[Extracted entries]
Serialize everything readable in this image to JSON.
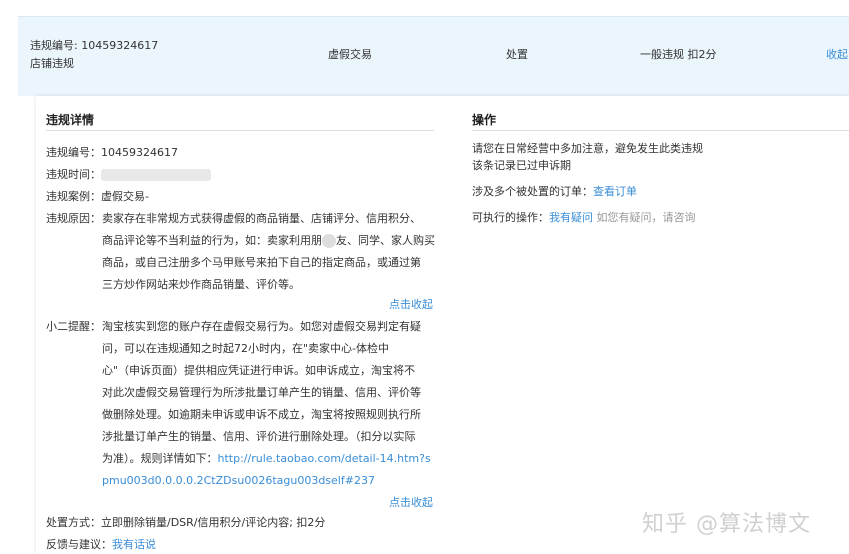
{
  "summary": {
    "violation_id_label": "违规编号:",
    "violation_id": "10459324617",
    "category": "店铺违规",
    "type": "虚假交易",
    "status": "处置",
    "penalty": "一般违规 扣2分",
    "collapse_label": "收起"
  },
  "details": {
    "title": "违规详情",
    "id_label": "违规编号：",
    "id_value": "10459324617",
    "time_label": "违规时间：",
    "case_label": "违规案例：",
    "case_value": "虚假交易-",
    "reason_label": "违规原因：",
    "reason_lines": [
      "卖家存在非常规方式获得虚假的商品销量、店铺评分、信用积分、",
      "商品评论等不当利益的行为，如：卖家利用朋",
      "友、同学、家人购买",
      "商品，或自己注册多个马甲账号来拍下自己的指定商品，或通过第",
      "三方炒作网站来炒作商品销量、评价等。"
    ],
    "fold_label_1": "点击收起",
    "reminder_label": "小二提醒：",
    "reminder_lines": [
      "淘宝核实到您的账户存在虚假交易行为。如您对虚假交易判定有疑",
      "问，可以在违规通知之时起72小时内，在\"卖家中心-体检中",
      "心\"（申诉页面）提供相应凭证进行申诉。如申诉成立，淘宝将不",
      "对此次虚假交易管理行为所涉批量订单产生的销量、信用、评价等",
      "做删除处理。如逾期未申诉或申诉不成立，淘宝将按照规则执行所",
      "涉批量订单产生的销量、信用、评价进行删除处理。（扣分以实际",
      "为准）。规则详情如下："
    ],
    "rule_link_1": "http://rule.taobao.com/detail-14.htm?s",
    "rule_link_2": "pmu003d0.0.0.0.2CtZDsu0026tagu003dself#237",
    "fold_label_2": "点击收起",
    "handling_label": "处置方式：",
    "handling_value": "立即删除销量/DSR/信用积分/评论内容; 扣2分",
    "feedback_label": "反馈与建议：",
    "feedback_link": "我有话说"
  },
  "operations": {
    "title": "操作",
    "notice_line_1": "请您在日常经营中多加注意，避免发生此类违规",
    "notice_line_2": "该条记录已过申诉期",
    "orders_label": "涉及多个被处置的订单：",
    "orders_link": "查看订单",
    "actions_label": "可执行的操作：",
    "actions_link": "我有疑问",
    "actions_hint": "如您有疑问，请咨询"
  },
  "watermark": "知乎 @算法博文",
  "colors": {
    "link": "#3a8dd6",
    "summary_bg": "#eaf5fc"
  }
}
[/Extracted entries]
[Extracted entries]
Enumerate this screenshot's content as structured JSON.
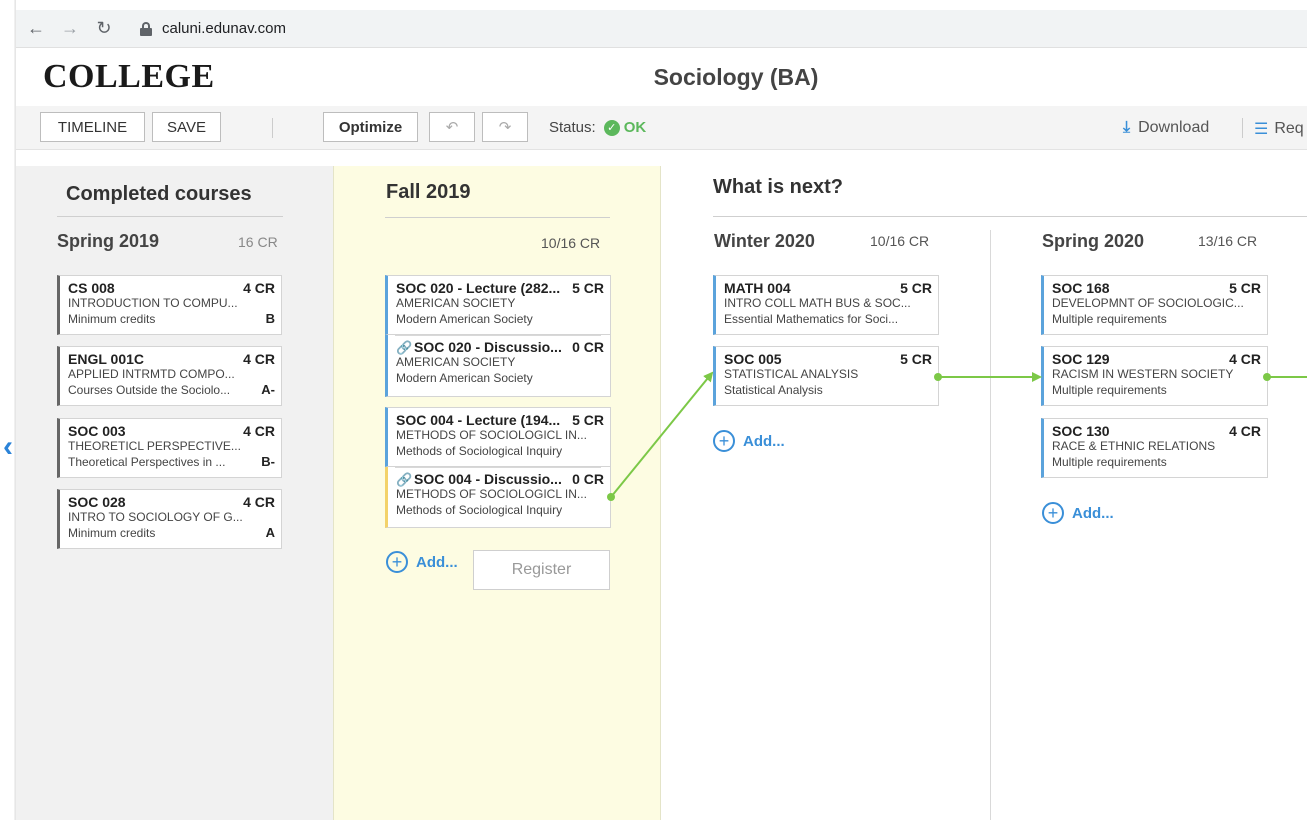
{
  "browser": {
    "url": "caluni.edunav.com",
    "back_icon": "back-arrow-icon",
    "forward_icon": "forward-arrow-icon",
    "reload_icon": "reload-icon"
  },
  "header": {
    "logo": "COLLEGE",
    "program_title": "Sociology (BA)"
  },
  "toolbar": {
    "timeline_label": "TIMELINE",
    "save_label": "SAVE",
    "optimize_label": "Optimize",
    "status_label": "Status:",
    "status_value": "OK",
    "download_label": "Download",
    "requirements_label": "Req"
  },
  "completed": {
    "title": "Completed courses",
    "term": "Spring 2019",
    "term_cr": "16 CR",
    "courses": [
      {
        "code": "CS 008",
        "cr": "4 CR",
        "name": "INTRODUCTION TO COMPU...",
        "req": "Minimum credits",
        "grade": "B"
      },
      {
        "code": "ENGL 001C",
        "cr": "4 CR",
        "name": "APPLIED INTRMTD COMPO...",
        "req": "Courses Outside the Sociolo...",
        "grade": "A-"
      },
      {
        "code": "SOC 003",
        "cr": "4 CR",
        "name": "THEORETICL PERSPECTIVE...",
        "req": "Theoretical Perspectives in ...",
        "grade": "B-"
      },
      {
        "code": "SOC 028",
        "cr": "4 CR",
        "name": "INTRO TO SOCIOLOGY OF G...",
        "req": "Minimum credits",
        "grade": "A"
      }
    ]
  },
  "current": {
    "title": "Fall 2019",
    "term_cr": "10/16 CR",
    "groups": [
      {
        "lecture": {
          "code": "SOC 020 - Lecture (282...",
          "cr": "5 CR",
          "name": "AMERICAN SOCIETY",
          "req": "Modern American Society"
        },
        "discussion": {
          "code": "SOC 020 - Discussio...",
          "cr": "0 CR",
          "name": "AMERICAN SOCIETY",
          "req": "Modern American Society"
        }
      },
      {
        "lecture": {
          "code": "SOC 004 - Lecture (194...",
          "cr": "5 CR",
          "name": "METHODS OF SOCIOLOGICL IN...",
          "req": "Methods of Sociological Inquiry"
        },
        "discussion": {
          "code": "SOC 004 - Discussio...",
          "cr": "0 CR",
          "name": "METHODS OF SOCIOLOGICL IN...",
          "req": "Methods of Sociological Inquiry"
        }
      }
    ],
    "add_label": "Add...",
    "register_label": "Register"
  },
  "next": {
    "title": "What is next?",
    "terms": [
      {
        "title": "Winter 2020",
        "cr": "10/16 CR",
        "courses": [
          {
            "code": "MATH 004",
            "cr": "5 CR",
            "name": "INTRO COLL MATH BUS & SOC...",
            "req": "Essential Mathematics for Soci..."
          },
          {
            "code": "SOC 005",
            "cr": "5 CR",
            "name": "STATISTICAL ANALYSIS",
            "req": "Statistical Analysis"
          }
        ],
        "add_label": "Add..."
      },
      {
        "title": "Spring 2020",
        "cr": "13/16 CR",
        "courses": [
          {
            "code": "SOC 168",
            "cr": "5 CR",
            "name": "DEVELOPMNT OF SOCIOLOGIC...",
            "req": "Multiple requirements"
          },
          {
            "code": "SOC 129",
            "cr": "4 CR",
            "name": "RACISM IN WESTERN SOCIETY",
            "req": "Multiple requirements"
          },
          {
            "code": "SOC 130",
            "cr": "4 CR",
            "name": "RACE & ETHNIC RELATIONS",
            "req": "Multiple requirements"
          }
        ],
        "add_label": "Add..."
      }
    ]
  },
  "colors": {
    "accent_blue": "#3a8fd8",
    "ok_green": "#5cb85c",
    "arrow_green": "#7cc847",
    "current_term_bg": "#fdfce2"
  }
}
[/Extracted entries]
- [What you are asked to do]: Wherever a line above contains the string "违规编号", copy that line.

- [Task solution]:
    "violation_id_label": "违规编号:",
    "id_label": "违规编号：",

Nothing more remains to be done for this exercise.